Verdict: In its favour, the student experience is highly valued. But if your thing is prestige and reputation, this one won’t be for you.
On top of that, #58?! I mean, really. Behind Robert Gordon? Come on.
The Times & Sunday Times Good University Guide
First up – word to the wise – you actually have to pay real money if you want to look at this one.
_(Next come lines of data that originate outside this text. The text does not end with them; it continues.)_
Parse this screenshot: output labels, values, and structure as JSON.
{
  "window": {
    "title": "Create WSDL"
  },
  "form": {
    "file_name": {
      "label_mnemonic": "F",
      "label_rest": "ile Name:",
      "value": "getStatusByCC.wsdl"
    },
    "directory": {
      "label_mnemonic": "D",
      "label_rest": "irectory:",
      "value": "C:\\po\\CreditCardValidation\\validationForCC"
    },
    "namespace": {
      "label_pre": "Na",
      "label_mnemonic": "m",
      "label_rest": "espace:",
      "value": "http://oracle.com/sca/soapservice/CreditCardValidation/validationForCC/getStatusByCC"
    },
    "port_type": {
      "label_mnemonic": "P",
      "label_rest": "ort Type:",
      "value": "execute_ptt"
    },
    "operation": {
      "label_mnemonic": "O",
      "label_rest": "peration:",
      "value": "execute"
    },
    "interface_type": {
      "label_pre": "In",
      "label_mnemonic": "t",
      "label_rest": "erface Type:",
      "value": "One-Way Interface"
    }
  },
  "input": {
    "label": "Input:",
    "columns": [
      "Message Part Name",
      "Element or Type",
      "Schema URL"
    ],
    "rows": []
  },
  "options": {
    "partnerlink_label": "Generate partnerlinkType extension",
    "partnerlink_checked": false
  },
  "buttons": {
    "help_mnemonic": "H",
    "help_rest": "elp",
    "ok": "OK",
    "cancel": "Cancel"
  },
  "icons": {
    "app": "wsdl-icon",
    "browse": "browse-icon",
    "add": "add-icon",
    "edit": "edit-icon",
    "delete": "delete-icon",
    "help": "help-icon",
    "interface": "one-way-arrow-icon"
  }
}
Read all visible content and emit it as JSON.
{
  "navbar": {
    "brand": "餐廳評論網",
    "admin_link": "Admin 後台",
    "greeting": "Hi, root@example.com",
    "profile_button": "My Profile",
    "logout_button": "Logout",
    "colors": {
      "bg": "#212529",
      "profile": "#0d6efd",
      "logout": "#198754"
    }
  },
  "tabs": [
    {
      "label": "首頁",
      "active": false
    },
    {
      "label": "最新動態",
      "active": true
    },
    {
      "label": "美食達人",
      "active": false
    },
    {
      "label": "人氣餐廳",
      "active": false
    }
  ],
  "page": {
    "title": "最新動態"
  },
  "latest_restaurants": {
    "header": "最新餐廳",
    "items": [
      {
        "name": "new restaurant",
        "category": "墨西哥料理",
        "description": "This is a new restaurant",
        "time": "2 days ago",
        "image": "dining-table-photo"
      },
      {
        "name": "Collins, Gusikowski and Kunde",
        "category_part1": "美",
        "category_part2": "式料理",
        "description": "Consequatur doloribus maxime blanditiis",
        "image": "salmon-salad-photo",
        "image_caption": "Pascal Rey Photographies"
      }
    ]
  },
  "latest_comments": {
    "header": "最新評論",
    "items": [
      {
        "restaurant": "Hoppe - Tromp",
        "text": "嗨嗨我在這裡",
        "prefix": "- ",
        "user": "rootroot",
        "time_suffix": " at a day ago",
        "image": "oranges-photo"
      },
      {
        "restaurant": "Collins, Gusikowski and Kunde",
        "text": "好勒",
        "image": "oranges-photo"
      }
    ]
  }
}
Trust Rupert Murdoch to charge you just to find out if your uni’s any good.
It is, it must be said, one of the more comprehensive league tables, giving slightly more weight to both student satisfaction and research quality but also examining indicators like entry standards, proportion of students graduating with 1sts and 2:1s, graduate prospects, degree completion rates and services & facilities spend.
Its results for student experience and teaching quality – the two categories which make up student satisfaction, are derived entirely from the NSS 2016, while its figures on research quality come from the Research Excellence Framework 2014.
Most of its data is fairly recent, but its results on research quality aren’t the only examples of being a teensy bit out of date.
Its calculations on the proportion of 1st and 2:1 degrees come from 2015’s figures, while the number of people completing their degrees hark back to statistics from 2013-14.
Stirling comes in here at an impressive #43 – up seven spots from the year before and ahead of Aberdeen and Strathclyde.
Topping the overall list is Cambridge, much to Oxford’s dismay, while St Andrews tops Scotland.
Edinburgh, meanwhile, have slipped 15 places to #37 – behind Glasgow and Dundee.
Verdict: Hardly faultless, but it has some cause to call itself (as it does) “authoritative”.
It has a nice balance between student experience and academia, although it could certainly do in places with fresher data.
by Dan Vevers, Warren Hardie & Craig Paton